industry standards. Seams are unsanitary, trapping bacteria and mold, and
seams can pop apart easily if the home or
cabinets settle.

One stone fabricator brought up a good point, that the Solid Surface industry
was fortunate that the manufacturers' warranties made standards essential.   
New brands had to offer long warranties as well to compete, many even upping
the ante to 15 years over the standard 10 year warranty.

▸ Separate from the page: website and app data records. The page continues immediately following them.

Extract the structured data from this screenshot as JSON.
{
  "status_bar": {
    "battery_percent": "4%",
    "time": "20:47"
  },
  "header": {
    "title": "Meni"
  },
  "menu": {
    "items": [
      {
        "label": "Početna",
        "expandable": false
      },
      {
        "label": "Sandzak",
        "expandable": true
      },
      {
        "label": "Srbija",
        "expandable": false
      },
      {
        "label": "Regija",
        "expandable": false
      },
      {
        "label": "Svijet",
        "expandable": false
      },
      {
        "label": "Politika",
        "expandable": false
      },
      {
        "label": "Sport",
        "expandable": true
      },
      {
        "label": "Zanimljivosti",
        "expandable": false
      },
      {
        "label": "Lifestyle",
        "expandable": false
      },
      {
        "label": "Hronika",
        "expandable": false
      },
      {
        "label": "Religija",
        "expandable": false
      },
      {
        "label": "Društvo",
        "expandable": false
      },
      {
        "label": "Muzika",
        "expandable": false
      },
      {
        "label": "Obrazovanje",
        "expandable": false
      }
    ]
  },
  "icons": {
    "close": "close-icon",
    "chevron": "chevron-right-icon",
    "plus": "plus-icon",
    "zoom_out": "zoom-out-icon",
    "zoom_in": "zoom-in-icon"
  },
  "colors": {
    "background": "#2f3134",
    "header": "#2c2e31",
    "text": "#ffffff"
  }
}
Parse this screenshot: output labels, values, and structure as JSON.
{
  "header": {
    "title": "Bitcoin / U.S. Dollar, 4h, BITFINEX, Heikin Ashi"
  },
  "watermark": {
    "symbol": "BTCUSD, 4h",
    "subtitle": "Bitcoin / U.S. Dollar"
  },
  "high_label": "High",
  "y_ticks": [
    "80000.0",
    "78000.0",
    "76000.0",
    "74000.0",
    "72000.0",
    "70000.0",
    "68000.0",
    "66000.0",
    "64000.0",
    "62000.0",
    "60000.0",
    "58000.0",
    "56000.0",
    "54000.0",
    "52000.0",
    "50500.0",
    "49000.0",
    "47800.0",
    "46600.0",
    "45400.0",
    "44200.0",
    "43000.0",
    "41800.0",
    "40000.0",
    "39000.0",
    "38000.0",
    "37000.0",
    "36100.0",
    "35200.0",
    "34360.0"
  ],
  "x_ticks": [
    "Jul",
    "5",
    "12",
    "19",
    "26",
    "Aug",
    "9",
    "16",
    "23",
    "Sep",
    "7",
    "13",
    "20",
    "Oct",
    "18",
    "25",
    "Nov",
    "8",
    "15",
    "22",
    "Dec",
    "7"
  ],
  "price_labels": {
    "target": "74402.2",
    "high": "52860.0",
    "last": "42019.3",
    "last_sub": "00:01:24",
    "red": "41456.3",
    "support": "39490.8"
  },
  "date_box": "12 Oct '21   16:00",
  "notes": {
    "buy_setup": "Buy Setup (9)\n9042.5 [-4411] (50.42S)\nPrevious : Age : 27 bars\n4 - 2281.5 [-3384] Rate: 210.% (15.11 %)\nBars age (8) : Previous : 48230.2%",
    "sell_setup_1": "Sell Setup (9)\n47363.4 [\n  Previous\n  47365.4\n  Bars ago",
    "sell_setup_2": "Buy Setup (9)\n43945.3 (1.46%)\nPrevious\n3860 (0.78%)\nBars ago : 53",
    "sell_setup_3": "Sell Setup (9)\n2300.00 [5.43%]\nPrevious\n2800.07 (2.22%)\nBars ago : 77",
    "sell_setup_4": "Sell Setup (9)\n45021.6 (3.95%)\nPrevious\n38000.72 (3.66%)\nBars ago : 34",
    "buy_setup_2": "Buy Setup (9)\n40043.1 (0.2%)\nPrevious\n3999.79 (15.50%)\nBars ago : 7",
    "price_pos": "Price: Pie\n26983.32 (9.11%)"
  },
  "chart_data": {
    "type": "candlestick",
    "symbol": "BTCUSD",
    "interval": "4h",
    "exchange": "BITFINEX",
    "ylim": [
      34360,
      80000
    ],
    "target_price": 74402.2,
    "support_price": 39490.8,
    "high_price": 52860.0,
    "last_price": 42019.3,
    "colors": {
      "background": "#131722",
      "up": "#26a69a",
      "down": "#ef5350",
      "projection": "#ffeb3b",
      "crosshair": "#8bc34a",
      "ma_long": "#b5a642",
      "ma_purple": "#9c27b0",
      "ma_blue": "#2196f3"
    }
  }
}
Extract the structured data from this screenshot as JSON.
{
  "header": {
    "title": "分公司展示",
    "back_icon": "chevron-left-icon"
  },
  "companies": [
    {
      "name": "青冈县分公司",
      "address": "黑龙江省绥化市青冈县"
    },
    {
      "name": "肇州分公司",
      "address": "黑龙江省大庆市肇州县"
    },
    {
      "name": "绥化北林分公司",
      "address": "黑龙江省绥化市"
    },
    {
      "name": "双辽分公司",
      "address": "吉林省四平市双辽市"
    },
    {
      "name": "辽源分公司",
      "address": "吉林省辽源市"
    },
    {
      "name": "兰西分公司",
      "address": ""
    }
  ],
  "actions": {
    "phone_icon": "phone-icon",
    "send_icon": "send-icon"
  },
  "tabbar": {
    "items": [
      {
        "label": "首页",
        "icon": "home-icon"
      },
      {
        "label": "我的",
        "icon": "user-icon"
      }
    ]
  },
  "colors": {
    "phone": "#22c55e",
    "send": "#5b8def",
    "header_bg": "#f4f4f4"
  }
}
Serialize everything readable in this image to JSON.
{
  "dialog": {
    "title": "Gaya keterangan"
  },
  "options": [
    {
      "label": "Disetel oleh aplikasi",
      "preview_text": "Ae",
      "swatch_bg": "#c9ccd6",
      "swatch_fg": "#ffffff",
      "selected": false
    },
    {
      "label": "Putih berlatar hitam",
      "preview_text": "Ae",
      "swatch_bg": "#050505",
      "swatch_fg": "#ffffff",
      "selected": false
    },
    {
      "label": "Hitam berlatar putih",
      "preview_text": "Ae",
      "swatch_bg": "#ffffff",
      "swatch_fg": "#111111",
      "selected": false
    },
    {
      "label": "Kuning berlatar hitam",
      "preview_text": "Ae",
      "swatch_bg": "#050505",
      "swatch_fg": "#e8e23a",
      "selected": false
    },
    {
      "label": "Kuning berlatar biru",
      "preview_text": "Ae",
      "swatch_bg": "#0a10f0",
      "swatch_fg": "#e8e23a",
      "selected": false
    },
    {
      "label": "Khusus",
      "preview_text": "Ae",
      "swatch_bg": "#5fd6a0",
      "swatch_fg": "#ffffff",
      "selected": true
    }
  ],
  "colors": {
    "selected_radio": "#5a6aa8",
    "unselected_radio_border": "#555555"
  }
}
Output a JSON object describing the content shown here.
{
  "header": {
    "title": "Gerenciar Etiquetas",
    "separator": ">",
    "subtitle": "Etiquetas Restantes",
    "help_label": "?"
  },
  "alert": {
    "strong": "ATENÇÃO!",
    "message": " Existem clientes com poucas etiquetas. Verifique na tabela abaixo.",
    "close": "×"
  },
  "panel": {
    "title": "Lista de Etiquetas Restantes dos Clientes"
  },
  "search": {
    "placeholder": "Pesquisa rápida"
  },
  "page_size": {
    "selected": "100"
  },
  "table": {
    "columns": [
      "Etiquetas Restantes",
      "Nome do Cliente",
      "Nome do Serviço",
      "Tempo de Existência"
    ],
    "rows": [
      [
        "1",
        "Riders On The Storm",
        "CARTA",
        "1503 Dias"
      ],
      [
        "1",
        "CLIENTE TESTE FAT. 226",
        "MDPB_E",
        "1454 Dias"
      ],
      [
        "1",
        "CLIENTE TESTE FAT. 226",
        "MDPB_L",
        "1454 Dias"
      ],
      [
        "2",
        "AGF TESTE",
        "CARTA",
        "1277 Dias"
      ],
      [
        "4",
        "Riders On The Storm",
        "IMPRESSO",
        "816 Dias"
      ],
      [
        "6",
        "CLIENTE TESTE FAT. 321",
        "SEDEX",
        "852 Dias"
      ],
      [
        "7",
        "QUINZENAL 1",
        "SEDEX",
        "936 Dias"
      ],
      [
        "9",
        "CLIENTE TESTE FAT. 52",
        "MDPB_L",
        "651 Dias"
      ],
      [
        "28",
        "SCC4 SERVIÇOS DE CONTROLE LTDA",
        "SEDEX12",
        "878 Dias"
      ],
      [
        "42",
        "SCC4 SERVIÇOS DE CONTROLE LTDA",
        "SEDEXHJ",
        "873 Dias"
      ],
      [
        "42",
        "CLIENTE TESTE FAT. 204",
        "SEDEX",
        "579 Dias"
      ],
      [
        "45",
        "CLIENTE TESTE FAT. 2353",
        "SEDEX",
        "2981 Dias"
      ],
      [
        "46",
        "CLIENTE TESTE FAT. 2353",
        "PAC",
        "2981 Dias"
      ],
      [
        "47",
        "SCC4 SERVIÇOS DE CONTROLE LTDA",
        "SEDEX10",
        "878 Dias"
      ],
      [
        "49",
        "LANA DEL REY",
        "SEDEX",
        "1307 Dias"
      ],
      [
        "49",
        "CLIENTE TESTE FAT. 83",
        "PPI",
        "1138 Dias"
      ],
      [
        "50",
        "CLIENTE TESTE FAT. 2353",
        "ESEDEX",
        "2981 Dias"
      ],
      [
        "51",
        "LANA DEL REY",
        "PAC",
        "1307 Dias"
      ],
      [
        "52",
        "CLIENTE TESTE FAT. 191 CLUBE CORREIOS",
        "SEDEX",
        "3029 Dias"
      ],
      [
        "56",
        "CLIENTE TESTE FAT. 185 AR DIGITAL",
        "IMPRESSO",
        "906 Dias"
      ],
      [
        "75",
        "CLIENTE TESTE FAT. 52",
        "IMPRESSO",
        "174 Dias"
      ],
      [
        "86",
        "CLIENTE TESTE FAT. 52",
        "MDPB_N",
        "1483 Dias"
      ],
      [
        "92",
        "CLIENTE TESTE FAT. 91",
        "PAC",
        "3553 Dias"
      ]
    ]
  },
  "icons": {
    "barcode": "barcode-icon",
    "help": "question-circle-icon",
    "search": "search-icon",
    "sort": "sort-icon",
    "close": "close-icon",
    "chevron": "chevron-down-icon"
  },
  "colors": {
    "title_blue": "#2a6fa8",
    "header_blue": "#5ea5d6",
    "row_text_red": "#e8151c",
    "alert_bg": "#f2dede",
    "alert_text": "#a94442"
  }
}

To get a certification, solid surface shops have to have at least one certified
person for each brand they sell.   Most manufacturers' require tooling and shop
requirements, preferring those shops with an investment to protect over
someone working out of a pickup truck.  But the stone industry has few entry
barriers, merely the ability to pick up the slab or the ability to unload a slab from
the slab yard's truck.  Some stone fabricators have it loaded on their trailer,
then cut it up while on the A frame to save the expense of a fork lift as well as
shop overhead by using customers driveways.

With little tooling, experience, nor decent working conditions, it is no wonder
poor quality tops get made.  Many shops are rented industrial park buildings,
making it easy to pick up stakes and change names when a reputation for  poor
quality work catches up with them or their "lifetime" warranties start costing them
money.

Illegal workers find granite work a good niche, low cost entry levels, a large
amount of unskilled labor needed, no certification or regulation required.   
There is little to force these companies to provide worker's compensation
protection for the workers, nor general liability insurance leaving homeowners
wide open to injury lawsuits and  property damage.

Granite is available in large slabs that can minimize seams, averaging 50 to 60
square feet.  It also leads to a lot of waste, averaging 35% industry wide.  A
good solid surface job, using smaller sheets and even half sheets, will have little
waste.  A full sheet of solid surface is around 30 square feet, a half sheet 15
square feet.  Scrap from one sheet can be used for edge buildup, seam blocks,
backsplash, window sills, even seamed and glued into larger pieces for
countertops.  The average stone shop has tons of scrap littering their yards,
even more is sent to the landfill.

By far the worst problem caused by the large slab sizes is the injury and
accidental death of workers.  A full size granite slab will weigh over one
thousand pounds, enough to crush a man, even amputate limbs.  Slabs are
handled with slab clamps which grab the center of the sheet.  If the slab breaks,
the suddenly unbalanced slab can easily crush feet and  hands, even swinging
out of control to kill workers.   A-frame failures have killed many workers, falling
like dominoes, dozens even hundreds of slabs collapsing in some cases.
Rodding rusting through
causing crack behind sink.
White spot in slab,
inclusion, pretty common
in lesser grade material.
Three dark spots down
center, Thought to be
from suction cups used
by installer.
Plumbers putty used to
seal soap dispenser, near
impossible to remove.
Thought to be alcohol
stains from installation.
Same as above, alcohol
stain in Uba Tuba.
Scotch brite damage to a
vanity top.
Thought to be hydrogen
peroxide from mouth wash.
Damage.
Click on thumbnails for larger view.